Dr. Fasano:  Oh yes.  Physicians are more aware, and because of this (Gluten Sensitivity) study they have more information.  But we still need to learn a lot--starting with understanding the many symptoms associated with Gluten Sensitivity and Celiac Disease.  Celiac Disease is systemic (it affects a number of organs and tissues).  Doctors need to better understand how to test and diagnose it.  Nutritionists are the ones to help patients manage food allergies and Celiac Disease, not the doctors.  Doctors, however, need to learn about this new entity called Gluten Sensitivity.  We all need to be able to clearly define these conditions and speak in the same language.  And that starts with the right tools to diagnose gluten-related disorders.


TF:  What are the markers for Celiac Disease that doctors and patients should look for?

Dr. Fasano:  The latest research shows that you could have 4 out of the first 5 of the following markers for Celiac Disease.  Gluten Sensitivity has many of the same symptoms.  (Please see "Part Two:  How to Get Tested for Celiac Disease" for these markers and their in-depth descriptions.")



PART TWO:  How to Get Tested for Celiac Disease

PART THREE:  Gluten Sensitivity - A New Food Allergy


For more frequently asked questions on testing for Celiac Disease and Gluten Sensitivity, visit the Center for Celiac Research’s website.



University of Maryland Center for Celiac Research is an institution engaged in clinical care, diagnostic support, education, and clinical and basic science research in Celiac Disease.

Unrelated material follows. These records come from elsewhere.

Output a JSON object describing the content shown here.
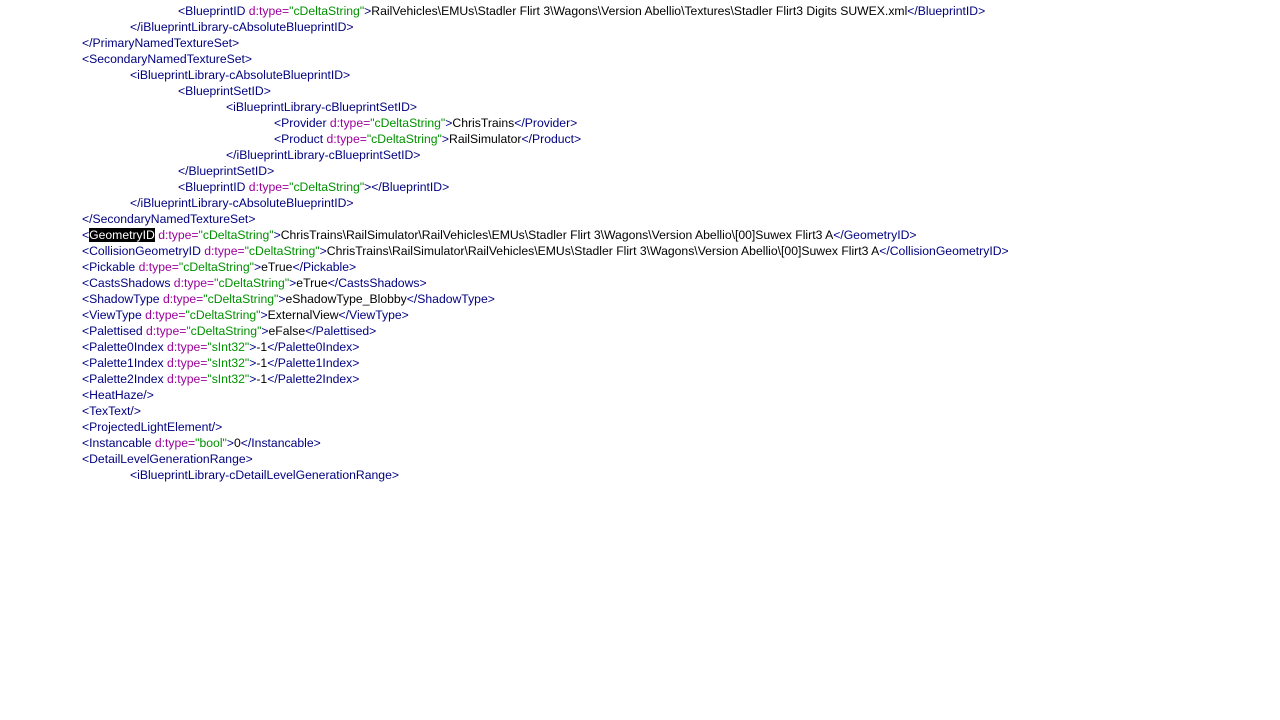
{
  "colors": {
    "markup": "#000080",
    "attribute": "#9b009b",
    "attribute_value": "#009000",
    "text": "#000000",
    "selection_bg": "#000000",
    "selection_fg": "#ffffff"
  },
  "lines": [
    {
      "name": "line-blueprintid-digits",
      "segs": [
        {
          "c": "b",
          "t": "<BlueprintID "
        },
        {
          "c": "a",
          "t": "d:type="
        },
        {
          "c": "s",
          "t": "\"cDeltaString\""
        },
        {
          "c": "b",
          "t": ">"
        },
        {
          "c": "t",
          "t": "RailVehicles\\EMUs\\Stadler Flirt 3\\Wagons\\Version Abellio\\Textures\\Stadler Flirt3 Digits SUWEX.xml"
        },
        {
          "c": "b",
          "t": "</BlueprintID>"
        }
      ]
    },
    {
      "name": "line-close-absolute-blueprintid",
      "segs": [
        {
          "c": "b",
          "t": "</iBlueprintLibrary-cAbsoluteBlueprintID>"
        }
      ]
    },
    {
      "name": "line-close-primary-texture-set",
      "segs": [
        {
          "c": "b",
          "t": "</PrimaryNamedTextureSet>"
        }
      ]
    },
    {
      "name": "line-open-secondary-texture-set",
      "segs": [
        {
          "c": "b",
          "t": "<SecondaryNamedTextureSet>"
        }
      ]
    },
    {
      "name": "line-open-absolute-blueprintid",
      "segs": [
        {
          "c": "b",
          "t": "<iBlueprintLibrary-cAbsoluteBlueprintID>"
        }
      ]
    },
    {
      "name": "line-open-blueprintsetid",
      "segs": [
        {
          "c": "b",
          "t": "<BlueprintSetID>"
        }
      ]
    },
    {
      "name": "line-open-cblueprintsetid",
      "segs": [
        {
          "c": "b",
          "t": "<iBlueprintLibrary-cBlueprintSetID>"
        }
      ]
    },
    {
      "name": "line-provider",
      "segs": [
        {
          "c": "b",
          "t": "<Provider "
        },
        {
          "c": "a",
          "t": "d:type="
        },
        {
          "c": "s",
          "t": "\"cDeltaString\""
        },
        {
          "c": "b",
          "t": ">"
        },
        {
          "c": "t",
          "t": "ChrisTrains"
        },
        {
          "c": "b",
          "t": "</Provider>"
        }
      ]
    },
    {
      "name": "line-product",
      "segs": [
        {
          "c": "b",
          "t": "<Product "
        },
        {
          "c": "a",
          "t": "d:type="
        },
        {
          "c": "s",
          "t": "\"cDeltaString\""
        },
        {
          "c": "b",
          "t": ">"
        },
        {
          "c": "t",
          "t": "RailSimulator"
        },
        {
          "c": "b",
          "t": "</Product>"
        }
      ]
    },
    {
      "name": "line-close-cblueprintsetid",
      "segs": [
        {
          "c": "b",
          "t": "</iBlueprintLibrary-cBlueprintSetID>"
        }
      ]
    },
    {
      "name": "line-close-blueprintsetid",
      "segs": [
        {
          "c": "b",
          "t": "</BlueprintSetID>"
        }
      ]
    },
    {
      "name": "line-blueprintid-empty",
      "segs": [
        {
          "c": "b",
          "t": "<BlueprintID "
        },
        {
          "c": "a",
          "t": "d:type="
        },
        {
          "c": "s",
          "t": "\"cDeltaString\""
        },
        {
          "c": "b",
          "t": "></BlueprintID>"
        }
      ]
    },
    {
      "name": "line-close-absolute-blueprintid-2",
      "segs": [
        {
          "c": "b",
          "t": "</iBlueprintLibrary-cAbsoluteBlueprintID>"
        }
      ]
    },
    {
      "name": "line-close-secondary-texture-set",
      "segs": [
        {
          "c": "b",
          "t": "</SecondaryNamedTextureSet>"
        }
      ]
    },
    {
      "name": "line-geometryid",
      "segs": [
        {
          "c": "b",
          "t": "<"
        },
        {
          "c": "sel",
          "t": "GeometryID"
        },
        {
          "c": "b",
          "t": " "
        },
        {
          "c": "a",
          "t": "d:type="
        },
        {
          "c": "s",
          "t": "\"cDeltaString\""
        },
        {
          "c": "b",
          "t": ">"
        },
        {
          "c": "t",
          "t": "ChrisTrains\\RailSimulator\\RailVehicles\\EMUs\\Stadler Flirt 3\\Wagons\\Version Abellio\\[00]Suwex Flirt3 A"
        },
        {
          "c": "b",
          "t": "</GeometryID>"
        }
      ]
    },
    {
      "name": "line-collisiongeometryid",
      "segs": [
        {
          "c": "b",
          "t": "<CollisionGeometryID "
        },
        {
          "c": "a",
          "t": "d:type="
        },
        {
          "c": "s",
          "t": "\"cDeltaString\""
        },
        {
          "c": "b",
          "t": ">"
        },
        {
          "c": "t",
          "t": "ChrisTrains\\RailSimulator\\RailVehicles\\EMUs\\Stadler Flirt 3\\Wagons\\Version Abellio\\[00]Suwex Flirt3 A"
        },
        {
          "c": "b",
          "t": "</CollisionGeometryID>"
        }
      ]
    },
    {
      "name": "line-pickable",
      "segs": [
        {
          "c": "b",
          "t": "<Pickable "
        },
        {
          "c": "a",
          "t": "d:type="
        },
        {
          "c": "s",
          "t": "\"cDeltaString\""
        },
        {
          "c": "b",
          "t": ">"
        },
        {
          "c": "t",
          "t": "eTrue"
        },
        {
          "c": "b",
          "t": "</Pickable>"
        }
      ]
    },
    {
      "name": "line-castsshadows",
      "segs": [
        {
          "c": "b",
          "t": "<CastsShadows "
        },
        {
          "c": "a",
          "t": "d:type="
        },
        {
          "c": "s",
          "t": "\"cDeltaString\""
        },
        {
          "c": "b",
          "t": ">"
        },
        {
          "c": "t",
          "t": "eTrue"
        },
        {
          "c": "b",
          "t": "</CastsShadows>"
        }
      ]
    },
    {
      "name": "line-shadowtype",
      "segs": [
        {
          "c": "b",
          "t": "<ShadowType "
        },
        {
          "c": "a",
          "t": "d:type="
        },
        {
          "c": "s",
          "t": "\"cDeltaString\""
        },
        {
          "c": "b",
          "t": ">"
        },
        {
          "c": "t",
          "t": "eShadowType_Blobby"
        },
        {
          "c": "b",
          "t": "</ShadowType>"
        }
      ]
    },
    {
      "name": "line-viewtype",
      "segs": [
        {
          "c": "b",
          "t": "<ViewType "
        },
        {
          "c": "a",
          "t": "d:type="
        },
        {
          "c": "s",
          "t": "\"cDeltaString\""
        },
        {
          "c": "b",
          "t": ">"
        },
        {
          "c": "t",
          "t": "ExternalView"
        },
        {
          "c": "b",
          "t": "</ViewType>"
        }
      ]
    },
    {
      "name": "line-palettised",
      "segs": [
        {
          "c": "b",
          "t": "<Palettised "
        },
        {
          "c": "a",
          "t": "d:type="
        },
        {
          "c": "s",
          "t": "\"cDeltaString\""
        },
        {
          "c": "b",
          "t": ">"
        },
        {
          "c": "t",
          "t": "eFalse"
        },
        {
          "c": "b",
          "t": "</Palettised>"
        }
      ]
    },
    {
      "name": "line-palette0index",
      "segs": [
        {
          "c": "b",
          "t": "<Palette0Index "
        },
        {
          "c": "a",
          "t": "d:type="
        },
        {
          "c": "s",
          "t": "\"sInt32\""
        },
        {
          "c": "b",
          "t": ">"
        },
        {
          "c": "t",
          "t": "-1"
        },
        {
          "c": "b",
          "t": "</Palette0Index>"
        }
      ]
    },
    {
      "name": "line-palette1index",
      "segs": [
        {
          "c": "b",
          "t": "<Palette1Index "
        },
        {
          "c": "a",
          "t": "d:type="
        },
        {
          "c": "s",
          "t": "\"sInt32\""
        },
        {
          "c": "b",
          "t": ">"
        },
        {
          "c": "t",
          "t": "-1"
        },
        {
          "c": "b",
          "t": "</Palette1Index>"
        }
      ]
    },
    {
      "name": "line-palette2index",
      "segs": [
        {
          "c": "b",
          "t": "<Palette2Index "
        },
        {
          "c": "a",
          "t": "d:type="
        },
        {
          "c": "s",
          "t": "\"sInt32\""
        },
        {
          "c": "b",
          "t": ">"
        },
        {
          "c": "t",
          "t": "-1"
        },
        {
          "c": "b",
          "t": "</Palette2Index>"
        }
      ]
    },
    {
      "name": "line-heathaze",
      "segs": [
        {
          "c": "b",
          "t": "<HeatHaze/>"
        }
      ]
    },
    {
      "name": "line-textext",
      "segs": [
        {
          "c": "b",
          "t": "<TexText/>"
        }
      ]
    },
    {
      "name": "line-projectedlightelement",
      "segs": [
        {
          "c": "b",
          "t": "<ProjectedLightElement/>"
        }
      ]
    },
    {
      "name": "line-instancable",
      "segs": [
        {
          "c": "b",
          "t": "<Instancable "
        },
        {
          "c": "a",
          "t": "d:type="
        },
        {
          "c": "s",
          "t": "\"bool\""
        },
        {
          "c": "b",
          "t": ">"
        },
        {
          "c": "t",
          "t": "0"
        },
        {
          "c": "b",
          "t": "</Instancable>"
        }
      ]
    },
    {
      "name": "line-detaillevelgenerationrange",
      "segs": [
        {
          "c": "b",
          "t": "<DetailLevelGenerationRange>"
        }
      ]
    },
    {
      "name": "line-partial-cut-off",
      "segs": [
        {
          "c": "b",
          "t": "<iBlueprintLibrary-cDetailLevelGenerationRange>"
        }
      ]
    }
  ]
}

The paramount goal of the Center for Celiac Research is to increase the awareness of Celiac Disease in order to provide better care, better quality of life, and more adequate support for the Celiac Disease community.  To view the CFCR's brochure, CLICK HERE.